Fred M. Butzel, Dr. Leo M. Franklin,
Judge Theodore Levin, Saul R. Levin,
Rabbi Leon Fram, Herman Jacobs are
among the Detroiters who have shown a
deep interest in the work of the Jewish
Agricultural Society in the Michigan area.
Long before this society became active
in Michigan, Mr. Butzel single-handedly
helped many Jews who turned to farming.
He also assisted many boys who were in-
terested in farming with scholarships.
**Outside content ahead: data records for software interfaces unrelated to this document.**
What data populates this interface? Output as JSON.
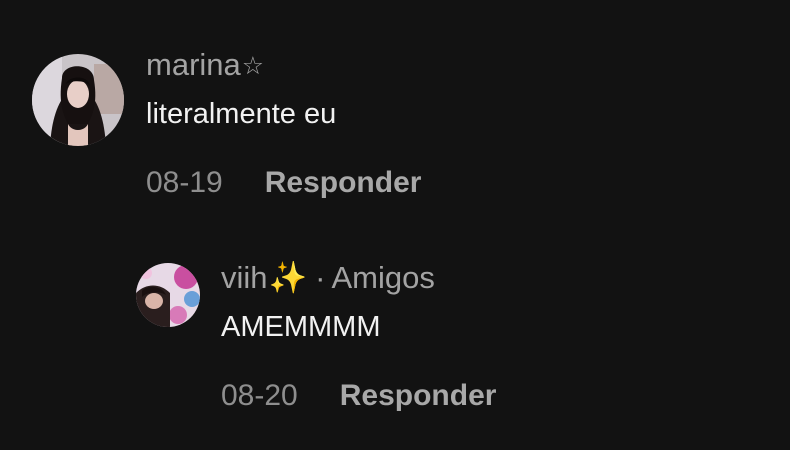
{
  "comments": [
    {
      "username": "marina",
      "username_suffix": "☆",
      "text": "literalmente eu",
      "date": "08-19",
      "reply_label": "Responder",
      "avatar_icon": "user-avatar-photo"
    },
    {
      "username": "viih",
      "username_suffix": "✨",
      "separator": "·",
      "relation": "Amigos",
      "text": "AMEMMMM",
      "date": "08-20",
      "reply_label": "Responder",
      "avatar_icon": "user-avatar-photo"
    }
  ],
  "colors": {
    "background": "#121212",
    "username": "#a3a3a3",
    "text": "#f2f2f2",
    "meta": "#8e8e8e"
  }
}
He
sought to inculcate a new agricultural
spirit among Detroit Jews.
A year ago, Mr. Butzel helped organize
an education meeting in Detroit, at the
Jewish Center, in behalf of the Agricul-
tural Society, of which Gabriel Davidson is
the national director and Samson Liph is
the midwestern manager with offices in
Chicago. Mr. Liph spoke at that meeting.
The most interesting fact about the
trend to a return to agriculture is that
there are more Jewish farmers in Michi-
gan than in any other midwestern state.
Michigan's Jewish farmers are largely to
be found in the southwestern area, includ-
ing Berrien, Van Buren, Allegan, Cass and
In eastern Michigan they are to be
found in Wayne, Macomb, Oakland and
In Berrien County, Jewish farmers are
primarily engaged in fruit growing. Sev-
eral prosperous years have enabled the
fruit growers to pay off their obligations on
their farms and most of them today are on a
sound footing, owning farms without
Jewish farmers in Van Buren County
largely are engaged in poultry raising, in
addition to general and dairy farming.
While they are not as prosperous as the
fruit growers, they have made considera-
ble progress and are in a better financial
position than they have been in some time.
Farmers in other areas are engaged in
general farming, some turning to truck
and small fruit farming.
Mr. Liph reports that a number of re-
cruits to farming have been enlisted from
Detroit in recent years. In the past few
years, a number of businessmen have
bought farms, many of them spending con-
siderable time in their rural homes.
In an analysis of the progress made by
Jewish farmers in the middle west, Mr.
Liph made the following statement to this
"The Jewish Agricultural Society was
established by the Baron de Hirsch Fund in
1900. The midwestern office, with head-